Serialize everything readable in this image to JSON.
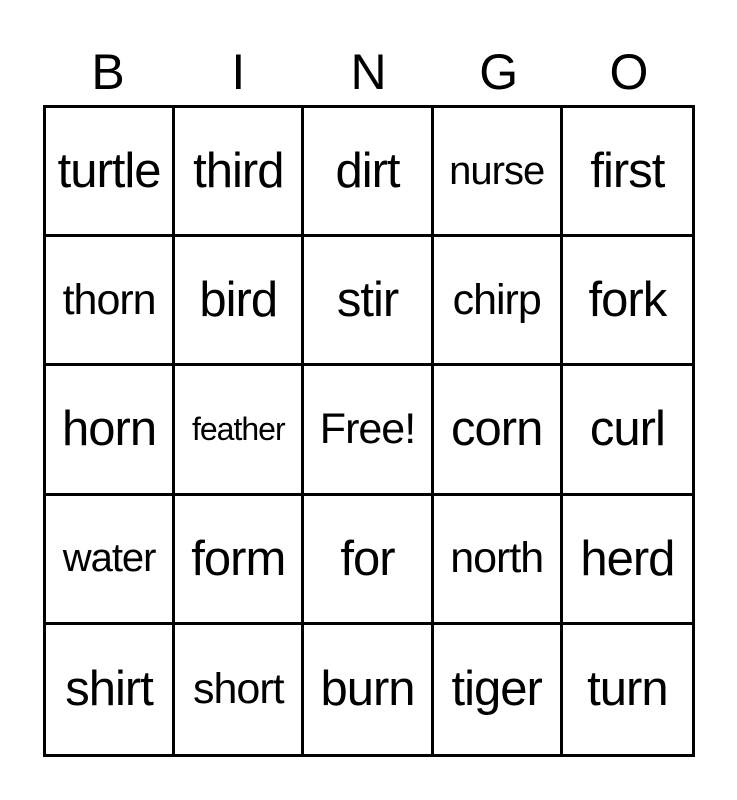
{
  "header": {
    "letters": [
      "B",
      "I",
      "N",
      "G",
      "O"
    ]
  },
  "board": {
    "rows": [
      [
        "turtle",
        "third",
        "dirt",
        "nurse",
        "first"
      ],
      [
        "thorn",
        "bird",
        "stir",
        "chirp",
        "fork"
      ],
      [
        "horn",
        "feather",
        "Free!",
        "corn",
        "curl"
      ],
      [
        "water",
        "form",
        "for",
        "north",
        "herd"
      ],
      [
        "shirt",
        "short",
        "burn",
        "tiger",
        "turn"
      ]
    ]
  }
}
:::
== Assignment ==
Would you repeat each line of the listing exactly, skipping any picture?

== Expected output ==
Serialize everything readable in this image to JSON.
{
  "header": {
    "letters": [
      "B",
      "I",
      "N",
      "G",
      "O"
    ]
  },
  "board": {
    "rows": [
      [
        "turtle",
        "third",
        "dirt",
        "nurse",
        "first"
      ],
      [
        "thorn",
        "bird",
        "stir",
        "chirp",
        "fork"
      ],
      [
        "horn",
        "feather",
        "Free!",
        "corn",
        "curl"
      ],
      [
        "water",
        "form",
        "for",
        "north",
        "herd"
      ],
      [
        "shirt",
        "short",
        "burn",
        "tiger",
        "turn"
      ]
    ]
  }
}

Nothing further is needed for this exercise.